THE BENEFITS for taxpayers of a safer financial system will far outweigh the temporary hit to economic growth of imposing tough new capital rules on top banks, a committee of international regulators concluded yesterday.
The report, published yesterday by the Bank for International Settlements in Basel, claimed that increasing the extra capital banks are required to hold by one percentage point over eight years would cut economic growth by less than 0.01 per cent per year during the phase-in period.
Extra capital buffers are “likely to have at most a modest impact on aggregate output, while the benefits from reducing the risk of damaging financial crises will be substantial”, the Basel Committee and the Financial Stability Board said in a statement.

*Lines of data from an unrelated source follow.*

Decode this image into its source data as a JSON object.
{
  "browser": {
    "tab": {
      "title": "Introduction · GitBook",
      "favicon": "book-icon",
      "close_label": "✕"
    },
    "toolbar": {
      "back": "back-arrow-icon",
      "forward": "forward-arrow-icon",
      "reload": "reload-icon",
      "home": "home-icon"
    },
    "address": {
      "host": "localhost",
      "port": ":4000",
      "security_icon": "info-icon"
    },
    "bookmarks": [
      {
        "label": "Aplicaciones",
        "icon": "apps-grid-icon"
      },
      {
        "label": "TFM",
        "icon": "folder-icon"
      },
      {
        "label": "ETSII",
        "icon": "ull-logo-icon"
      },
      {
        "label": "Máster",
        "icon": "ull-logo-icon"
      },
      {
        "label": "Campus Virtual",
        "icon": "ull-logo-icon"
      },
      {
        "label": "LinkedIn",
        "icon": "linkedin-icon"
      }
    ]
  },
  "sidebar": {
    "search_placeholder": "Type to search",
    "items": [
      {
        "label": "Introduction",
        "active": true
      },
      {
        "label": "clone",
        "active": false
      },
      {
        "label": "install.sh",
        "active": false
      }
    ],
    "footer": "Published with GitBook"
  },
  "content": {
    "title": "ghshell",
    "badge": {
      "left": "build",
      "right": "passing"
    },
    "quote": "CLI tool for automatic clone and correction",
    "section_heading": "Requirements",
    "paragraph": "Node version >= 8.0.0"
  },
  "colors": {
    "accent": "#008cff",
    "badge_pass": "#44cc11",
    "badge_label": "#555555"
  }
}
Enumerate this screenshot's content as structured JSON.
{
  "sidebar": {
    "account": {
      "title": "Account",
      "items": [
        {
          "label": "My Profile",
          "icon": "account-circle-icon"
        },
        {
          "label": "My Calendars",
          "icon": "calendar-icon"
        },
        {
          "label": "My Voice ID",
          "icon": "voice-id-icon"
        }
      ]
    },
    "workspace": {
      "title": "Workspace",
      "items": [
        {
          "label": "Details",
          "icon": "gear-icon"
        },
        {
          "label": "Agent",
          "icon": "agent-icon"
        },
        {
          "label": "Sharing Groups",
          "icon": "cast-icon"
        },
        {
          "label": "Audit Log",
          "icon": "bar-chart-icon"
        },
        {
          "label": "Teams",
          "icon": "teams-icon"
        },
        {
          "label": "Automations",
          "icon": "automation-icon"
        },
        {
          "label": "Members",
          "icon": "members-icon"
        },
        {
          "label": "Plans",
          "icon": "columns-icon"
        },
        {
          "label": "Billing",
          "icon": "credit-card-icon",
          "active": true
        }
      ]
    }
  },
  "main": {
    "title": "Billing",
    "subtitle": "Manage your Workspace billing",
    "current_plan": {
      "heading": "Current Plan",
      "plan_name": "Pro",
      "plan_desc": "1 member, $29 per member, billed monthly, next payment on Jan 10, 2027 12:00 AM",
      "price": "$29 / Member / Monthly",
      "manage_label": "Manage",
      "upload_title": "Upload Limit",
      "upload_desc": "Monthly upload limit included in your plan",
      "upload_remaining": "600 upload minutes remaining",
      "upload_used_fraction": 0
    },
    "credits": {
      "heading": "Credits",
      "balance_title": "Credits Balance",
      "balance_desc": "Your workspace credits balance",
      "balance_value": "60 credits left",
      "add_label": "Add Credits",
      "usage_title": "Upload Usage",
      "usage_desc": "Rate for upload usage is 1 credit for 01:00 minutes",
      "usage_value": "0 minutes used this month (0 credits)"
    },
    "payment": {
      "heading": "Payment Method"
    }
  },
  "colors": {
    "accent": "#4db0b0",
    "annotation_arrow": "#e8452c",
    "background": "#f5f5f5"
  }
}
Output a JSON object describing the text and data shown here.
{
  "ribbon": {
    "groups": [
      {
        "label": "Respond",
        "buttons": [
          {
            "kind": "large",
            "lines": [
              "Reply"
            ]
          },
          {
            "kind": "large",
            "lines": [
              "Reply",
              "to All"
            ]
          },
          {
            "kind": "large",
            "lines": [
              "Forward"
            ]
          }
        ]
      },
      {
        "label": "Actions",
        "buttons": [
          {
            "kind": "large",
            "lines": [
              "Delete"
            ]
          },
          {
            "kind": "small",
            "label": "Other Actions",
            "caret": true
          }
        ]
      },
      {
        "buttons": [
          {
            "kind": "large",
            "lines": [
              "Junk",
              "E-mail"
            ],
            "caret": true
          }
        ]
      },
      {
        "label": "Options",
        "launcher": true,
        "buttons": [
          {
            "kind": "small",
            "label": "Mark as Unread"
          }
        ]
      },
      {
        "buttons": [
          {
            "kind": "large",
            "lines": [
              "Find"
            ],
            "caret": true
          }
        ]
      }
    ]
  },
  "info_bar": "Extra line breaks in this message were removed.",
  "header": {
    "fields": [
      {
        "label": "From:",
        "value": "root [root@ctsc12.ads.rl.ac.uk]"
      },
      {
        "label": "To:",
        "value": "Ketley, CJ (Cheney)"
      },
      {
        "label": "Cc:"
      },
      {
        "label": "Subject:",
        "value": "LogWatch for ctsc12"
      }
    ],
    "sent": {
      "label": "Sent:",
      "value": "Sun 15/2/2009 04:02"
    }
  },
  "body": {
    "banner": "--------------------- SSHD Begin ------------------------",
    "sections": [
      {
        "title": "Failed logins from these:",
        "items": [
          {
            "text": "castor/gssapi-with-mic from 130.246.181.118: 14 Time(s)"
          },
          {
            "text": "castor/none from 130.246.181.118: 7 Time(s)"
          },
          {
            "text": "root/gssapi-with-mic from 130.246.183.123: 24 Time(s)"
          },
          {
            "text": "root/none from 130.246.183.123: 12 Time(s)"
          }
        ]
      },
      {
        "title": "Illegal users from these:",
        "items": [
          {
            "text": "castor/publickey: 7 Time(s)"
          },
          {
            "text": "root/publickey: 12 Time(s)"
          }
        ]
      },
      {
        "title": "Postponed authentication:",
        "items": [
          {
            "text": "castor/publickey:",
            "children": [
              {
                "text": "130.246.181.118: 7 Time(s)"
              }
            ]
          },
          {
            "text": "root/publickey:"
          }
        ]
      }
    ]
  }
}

Both bodies have approved the bank capital surcharge plan that leaders of the world’s top 20 economies (G20) are set to endorse in November.
Banking industry bodies, however, warn that piling capital requirements on lenders will cut their ability to aid economic growth.
Under new rules, a surcharge of one to 2.5 per cent -- the amount depending on five factors like complexity and international reach -- will be introduced from 2016 over three years.